Professor Baker believes it's crucial that farming communities are educated about this relationship.
"I think groundwater as a whole is an education thing. It's a government policy thing as well," he said.
"The government's given [farmers] money to go and put new bores in, and that's happening in the Central West of NSW," he said. "Some of these bores might go into the groundwater resource, but [it's] actually water that is being recharged by a river only a few hundred metres away.
"You're not really helping the situation long term; you are actually taking more water indirectly out of the river system."
Gaden Cave was already closed before the COVID-19 restrictions came into effect, because of a drought-induced build-up of carbon dioxide levels. The team of scientists, however, had been working in Cathedral Cave, Wellington's largest show cave.
By placing automatic drip loggers at approximately thirty metres below the surface, they were able to monitor the amount of water seeping into the cave.
Professor Baker says that due to the severity of the drought, there was actually very little rainfall data to record - the last significant recharge dating back to 2016.
The recent drought led to other discoveries inside the cave.
"There is some graffiti down the bottom of the well from the Federation Drought of the 1890s, when early European explorers went down to the bottom of the cave," Professor Baker said.
"It hadn't been this dry since then".
Rising temperatures are also continuing to have a greater impact on groundwater recharge due to an increase in evaporation from the soil and rivers.
This is particularly problematic for communities that rely on rainfall to recharge their groundwater stores.
"If you can conceptualise your soil as a store of water and evaporation is higher because it is getting warmer... there is going to be less moisture in the soil.

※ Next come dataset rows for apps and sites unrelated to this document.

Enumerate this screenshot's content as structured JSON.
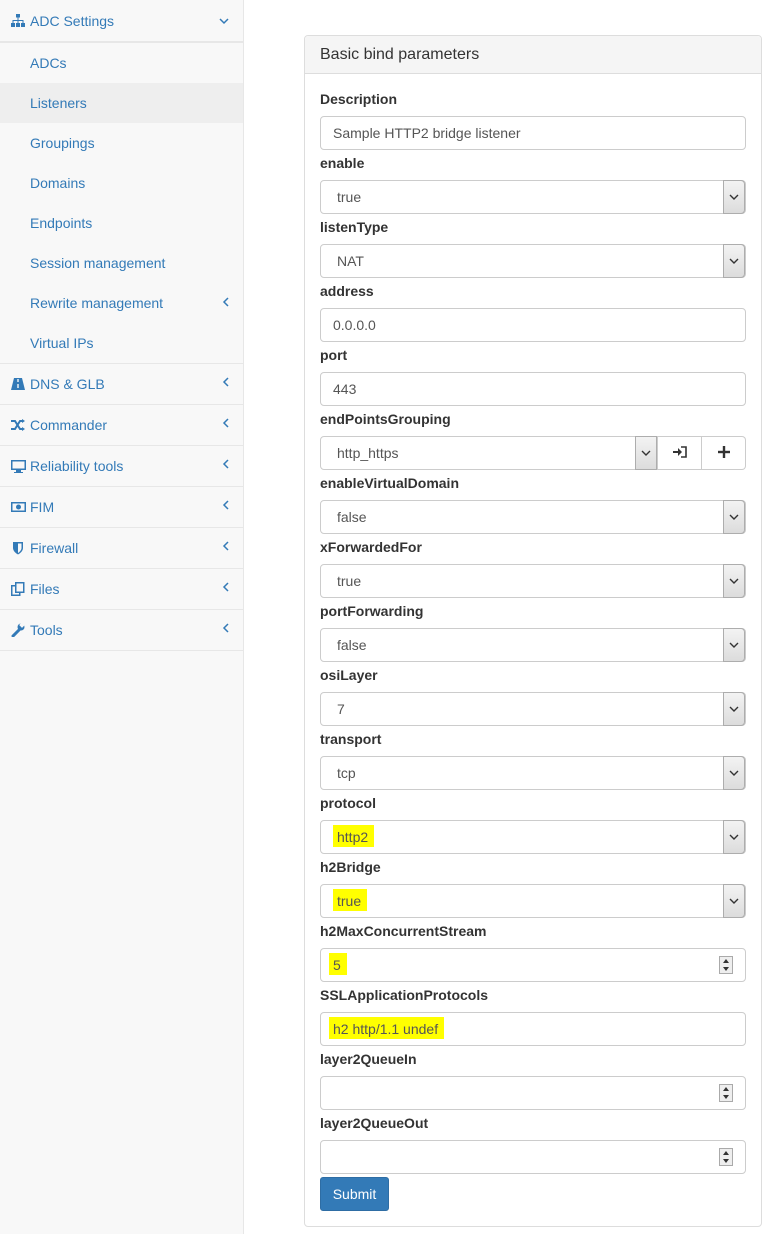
{
  "sidebar": {
    "adc_settings": {
      "label": "ADC Settings",
      "items": [
        {
          "label": "ADCs"
        },
        {
          "label": "Listeners"
        },
        {
          "label": "Groupings"
        },
        {
          "label": "Domains"
        },
        {
          "label": "Endpoints"
        },
        {
          "label": "Session management"
        },
        {
          "label": "Rewrite management"
        },
        {
          "label": "Virtual IPs"
        }
      ]
    },
    "groups": [
      {
        "label": "DNS & GLB",
        "icon": "road-icon"
      },
      {
        "label": "Commander",
        "icon": "random-icon"
      },
      {
        "label": "Reliability tools",
        "icon": "monitor-icon"
      },
      {
        "label": "FIM",
        "icon": "fim-icon"
      },
      {
        "label": "Firewall",
        "icon": "shield-icon"
      },
      {
        "label": "Files",
        "icon": "files-icon"
      },
      {
        "label": "Tools",
        "icon": "wrench-icon"
      }
    ],
    "active_item": "Listeners"
  },
  "panel": {
    "title": "Basic bind parameters",
    "fields": {
      "description": {
        "label": "Description",
        "value": "Sample HTTP2 bridge listener"
      },
      "enable": {
        "label": "enable",
        "value": "true"
      },
      "listenType": {
        "label": "listenType",
        "value": "NAT"
      },
      "address": {
        "label": "address",
        "value": "0.0.0.0"
      },
      "port": {
        "label": "port",
        "value": "443"
      },
      "endPointsGrouping": {
        "label": "endPointsGrouping",
        "value": "http_https"
      },
      "enableVirtualDomain": {
        "label": "enableVirtualDomain",
        "value": "false"
      },
      "xForwardedFor": {
        "label": "xForwardedFor",
        "value": "true"
      },
      "portForwarding": {
        "label": "portForwarding",
        "value": "false"
      },
      "osiLayer": {
        "label": "osiLayer",
        "value": "7"
      },
      "transport": {
        "label": "transport",
        "value": "tcp"
      },
      "protocol": {
        "label": "protocol",
        "value": "http2"
      },
      "h2Bridge": {
        "label": "h2Bridge",
        "value": "true"
      },
      "h2MaxConcurrentStream": {
        "label": "h2MaxConcurrentStream",
        "value": "5"
      },
      "SSLApplicationProtocols": {
        "label": "SSLApplicationProtocols",
        "value": "h2 http/1.1 undef"
      },
      "layer2QueueIn": {
        "label": "layer2QueueIn",
        "value": ""
      },
      "layer2QueueOut": {
        "label": "layer2QueueOut",
        "value": ""
      }
    },
    "submit_label": "Submit",
    "highlight_color": "#ffff00"
  },
  "colors": {
    "link": "#337ab7",
    "sidebar_bg": "#f8f8f8",
    "active_bg": "#eeeeee",
    "primary_button": "#337ab7"
  }
}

And, every time it rains, that rain is actually used to top up the water store in the soil and doesn't go into the groundwater," he explains.
"It might be okay for farming if your roots just use the shallow soil water, but for groundwater recharge, long-term sustainability could get worse."
Professor Baker says it is extremely difficult to estimate just how long communities can continue to use groundwater at their current rates, but this uncertainty surrounding sustainable groundwater use is what makes the team's research so important.
"The short-term solution is to put the bore in the alluvial gravels and [have enough] to last the next few years until the rivers are flowing... enough that it's not a problem."
Data collection is still happening automatically during the cave's closure. Now that significant rain has fallen, Professor Baker says he is excited to see how much recharge has occurred.